During the aforementioned podcast from the Lurkers' post, beginning at 59:45, Chad and Carl get into a disagreement about whether or not the DM is a player. I have made my position on this matter known before, but let's have a look at the discussion as it is discussed on the podcast.
Chad takes the position that because the DM "plays" a character, because the DM provides all the other voices, this makes the DM a player. Carl is put on the spot, asserts that he's completely opposed to this idea, but yet he's forced to admit he hasn't got the argument he needs. That's as far as the discourse goes.
So, if I step in.
There is an excellent moment where Chad is emphasizing the "character" aspect of "non-player character" to emphasize that, because he plays a character, the DM is a player. This is a remarkable moment of disassociation, because the right answer is, "Yes, a non-player character." But we shouldn't fault Chad here. He's a victim of language, as are so many participants of role-playing games.
Over the decades, a severe disconnect has occurred in the development of games by independent DMs, creating largely isolated games throughout the world. This is the mistaken belief that "playing" is a adjective that modifies the word "role" and not the word "game." In turn, this has caused tens of thousands of participants to believe that an RPG is a "game" in which persons "play" a "role" ~ rather than the adjective "role-playing" that describes a specific kind of game.

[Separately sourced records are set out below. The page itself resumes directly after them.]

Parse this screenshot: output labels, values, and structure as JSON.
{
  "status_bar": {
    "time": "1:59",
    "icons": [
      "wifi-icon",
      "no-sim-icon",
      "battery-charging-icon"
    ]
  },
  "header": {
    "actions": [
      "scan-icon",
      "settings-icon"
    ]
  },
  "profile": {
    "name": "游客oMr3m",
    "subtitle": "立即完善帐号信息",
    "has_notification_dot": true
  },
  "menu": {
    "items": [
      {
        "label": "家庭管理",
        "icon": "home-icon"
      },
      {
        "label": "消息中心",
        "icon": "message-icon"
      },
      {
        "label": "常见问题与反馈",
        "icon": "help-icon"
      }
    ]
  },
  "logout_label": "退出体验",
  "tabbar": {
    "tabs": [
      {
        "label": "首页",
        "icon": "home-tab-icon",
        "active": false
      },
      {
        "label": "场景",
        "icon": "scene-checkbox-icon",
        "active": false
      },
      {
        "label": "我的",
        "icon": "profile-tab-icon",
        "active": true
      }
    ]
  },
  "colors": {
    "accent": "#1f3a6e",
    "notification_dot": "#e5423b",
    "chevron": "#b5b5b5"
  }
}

The problem derives from the dual use of the word "play" in both aspects. We play games. We play roles. The word itself is a derivation of a West Saxon word, plega, meaning quick motion, recreation, exercise or any brisk activity. The last was employed most often in terms of "swordplay," meaning to fight one another as training (though of course, now, swordplay is often used to describe the real thing).
The use of plaga was employed for a lot of purposes, as it still is today. Children play, we play with words, we have sexual play, we play with ourselves, an object that is free and unimpeded has a lot of play, we play instruments and so on. The idea of play as taking part of a game dates from 1200 and the idea of play as a dramatic performance originates just a century later, so both meanings have a great deal of history and it is up to context to sort them out.
When we look at the manner in which a game functions, we see that there are challenges, options, obstacles and ultimately payoffs in making a choice or being lucky with a die. I've written extensively about D&D and game theory so I don't want to revisit that just now. I will take a moment and emphasize two particular conditions that we tend to associate with "games": the possibility of both winning and losing and the fundamentals of a payoff, or a reward that is received for making the right choices.
These do not strictly apply to all games, but they certainly apply to D&D. Characters can die. Characters can make the wrong or the right choice. Characters can be rewarded. The concept of the RPG as a "game" inherently evolved from these basic principles.
When an individual declares that RPGs are about "Playing a Character," they have restructured the game completely. Now, we have no necessity to "make the right choice" since all choices that are made by a character are either a) decipherable as appropriate in the player's opinion or b) measurably permissible in that the player's character is entitled to grow, adapt, change or otherwise progress in whatever way the player desires.
There are no wrong ways to play a character's motivation or a character's belief system. All ways, by definition of the player's personal volition, are "right." Therefore, all rewards are not given because the player made the right decision as opposed to a wrong decision, but because the player is entitled to a reward for having taken the time to play the character openly in a public forum. I participated, and therefore I deserve to be rewarded.
Here we have an unconscious head-to-head between two theories of RPG participation, divided between those who believe that RPGs are games, with the structure and accountability of games, or that RPGs are a form of personal expression, with the permissiveness and social affirmation that comes from expressing oneself as a person.
Both are legitimately means by which participants can obtain validation and "fun." But they are absolutely not compatible.
Before letting anyone participate in your game, you should be absolutely clear about the philosophy to which they ascribe. It is quite clear that there are far, far, far more Chads in the world than Carls . . . and there are reasons for that, which I choose not to go into at this time.